Muhammad al-Baidhani, an 11-year-old Yemeni boy with a mop of brown curls, only knows his father from photos and a one-hour video conference every two months. Before Muhammad was born, his father was captured and sent to the U.S. military prison at Guantánamo Bay, where he’s been held without charge ever since.
“Thanks to the U.S., I don’t even know what the word ‘Dad’ means,” Muhammad told me when we met at his family’s house earlier this month in Sanaa, the Yemeni capital. Clutching a portrait of his father, Abdul Khaliq al-Baidhani, in a white prison jumpsuit, he added: “I just want the U.S. to send my father home.”
If President Obama stands by his statements on Thursday, Muhammad may finally get his wish. During a wide-ranging speech on counterterrorism policy, Obama vowed to lift a freeze on repatriations of Yemenis from Guantánamo that he imposed in January 2010, days after a botched effort to attack a U.S. airliner that authorities linked to Yemen. Obama also renewed the pledge he made on his first day in office in 2009 to close Guantánamo altogether – though without offering a time frame.
But when I contacted Baidhani’s relatives for a response to Obama’s speech, they sounded almost as bleak as they had when I met them in Yemen. They noted Baidhani had been cleared for transfer from Guantánamo as far back as 2006 and again in 2009, meaning the U.S. had no intention of prosecuting him and did not consider him a serious threat to the U.S.
“I hope this is Obama’s last speech on this topic and that he means it this time,” said Baidhani’s mother, Um Abdul Khaliq. “When we learned a few years ago that my son was cleared to come home, we were dizzy with joy, but as the years passed we lost faith in America.”

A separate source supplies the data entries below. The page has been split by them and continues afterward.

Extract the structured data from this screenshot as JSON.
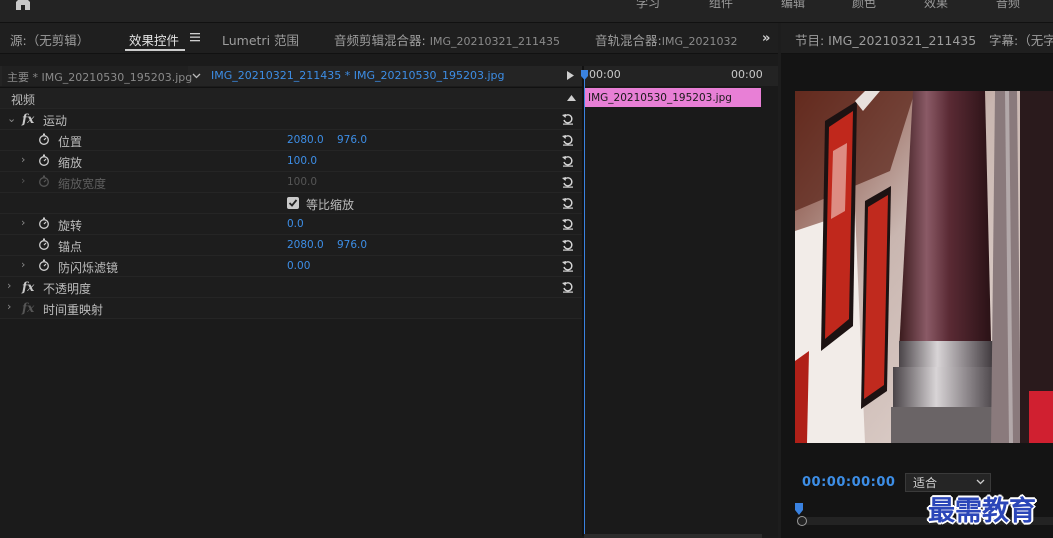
{
  "workspaces": [
    "学习",
    "组件",
    "编辑",
    "颜色",
    "效果",
    "音频"
  ],
  "tabs": {
    "source": "源:（无剪辑）",
    "effect_controls": "效果控件",
    "lumetri": "Lumetri 范围",
    "audio_clip_mixer": "音频剪辑混合器:",
    "audio_clip_mixer_sub": "IMG_20210321_211435",
    "audio_track_mixer": "音轨混合器:",
    "audio_track_mixer_sub": "IMG_2021032",
    "more": "»"
  },
  "program": {
    "title": "节目: IMG_20210321_211435",
    "captions": "字幕:（无字",
    "timecode": "00:00:00:00",
    "fit": "适合"
  },
  "clipbar": {
    "master": "主要 * IMG_20210530_195203.jpg",
    "sequence": "IMG_20210321_211435 * IMG_20210530_195203.jpg"
  },
  "timeline": {
    "start_time": "00:00",
    "end_time": "00:00",
    "clip_name": "IMG_20210530_195203.jpg"
  },
  "effects": {
    "video_header": "视频",
    "motion": "运动",
    "position": "位置",
    "position_x": "2080.0",
    "position_y": "976.0",
    "scale": "缩放",
    "scale_value": "100.0",
    "scale_width": "缩放宽度",
    "scale_width_value": "100.0",
    "uniform_scale": "等比缩放",
    "rotation": "旋转",
    "rotation_value": "0.0",
    "anchor": "锚点",
    "anchor_x": "2080.0",
    "anchor_y": "976.0",
    "anti_flicker": "防闪烁滤镜",
    "anti_flicker_value": "0.00",
    "opacity": "不透明度",
    "time_remap": "时间重映射",
    "fx": "fx"
  },
  "watermark": "最需教育",
  "colors": {
    "accent_blue": "#3d8ee6",
    "clip_pink": "#e87fd6"
  }
}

That pessimism is echoed by other detainees’ families and also by many in the broader Yemeni population. At the start of Obama’s presidency, many Yemenis appeared to support U.S. counterterrorism measures in their Arabian nation, home to al-Qaida in the Arabian Peninsula, which Washington views as a top security threat. But then the U.S. began a targeted killing program in Yemen, using drones and manned aircraft to carry out more than 50 estimated strikes on alleged terrorist targets.
Groups that track targeted killings through media reports contend that the attacks have killed hundreds of people, including dozens of civilians. The U.S. refuses to confirm numbers while insisting, as Obama did again in his speech, that civilian death rates are far lower than the media report. Yet I recently verified 12 civilian deaths in one single strike outside the central Yemeni city of Radaa in September 2012. The U.S. has neither apologized nor compensated the victims’ families, let alone announced any investigations. While Obama said on Thursday that he was “haunted” by civilian deaths and that the U.S. would take extra care during targeting, he offered no admission of a U.S. role in unlawful attacks.
Meanwhile, back at Guantánamo, more than 90 Yemenis remain behind bars — the largest bloc by nationality among the 166 prisoners. Many Yemenis have joined a prison hunger strike to protest their detention without charge for nearly 12 years. Indeed, the only Yemeni to come home from Guantánamo in recent years was Adnan Latif, who returned in a body bag, prompting an outcry in Yemen. Latif, who had repeatedly tried to kill himself at Guantánamo, had, like Baidhani, been cleared for transfer since 2006. He was found dead in his cell last September from an apparent overdose of his medications.
Left untended, this combination of detention of Yemenis without charge at Guantánamo and civilian killings without accountability in Yemen threatens to torpedo the Yemeni-U.S. counterterrorism relationship, and at a critical moment. After a long, rocky rapport with Yemen’s former leader Ali Abdullah Saleh, Washington views the country’s new president, Abdu Rabu Mansour Hadi, as a staunch counterterrorism ally who is serious about thwarting future attempts to attack the U.S.
Baidhani, now 30, left for Pakistan during his wife’s second pregnancy to find work to support the family. A classified U.S. government document released in 2011 by WikiLeaks said he met an alleged militant in Karachi who persuaded him to train at a Qaeda military camp in Afghanistan during the summer of 2001. Baidhani was captured trying to flee Afghanistan after the U.S. invaded that country in October 2001. Yet he was never charged and his trip to Afghanistan does not make him a threat on its own: Yemeni youths routinely traveled to Afghanistan for military training before 9/11 with the blessing of their government and without any intention of harming the U.S.
In addition to Muhammad, Baidhani has a 14-year-old daughter, Faina, who was just a toddler when he left for Pakistan. “When the children speak with their father during the video conferences, they all break down crying,” Um Abdul Khaliq told me.
Obama can still salvage the goodwill of the Yemenis, but only if he swiftly acts on his vows to close Guantánamo and curb civilian losses in targeted killings. But continued delays and deaths will only harden more Yemeni hearts, which can’t make for a strong counterterrorism policy.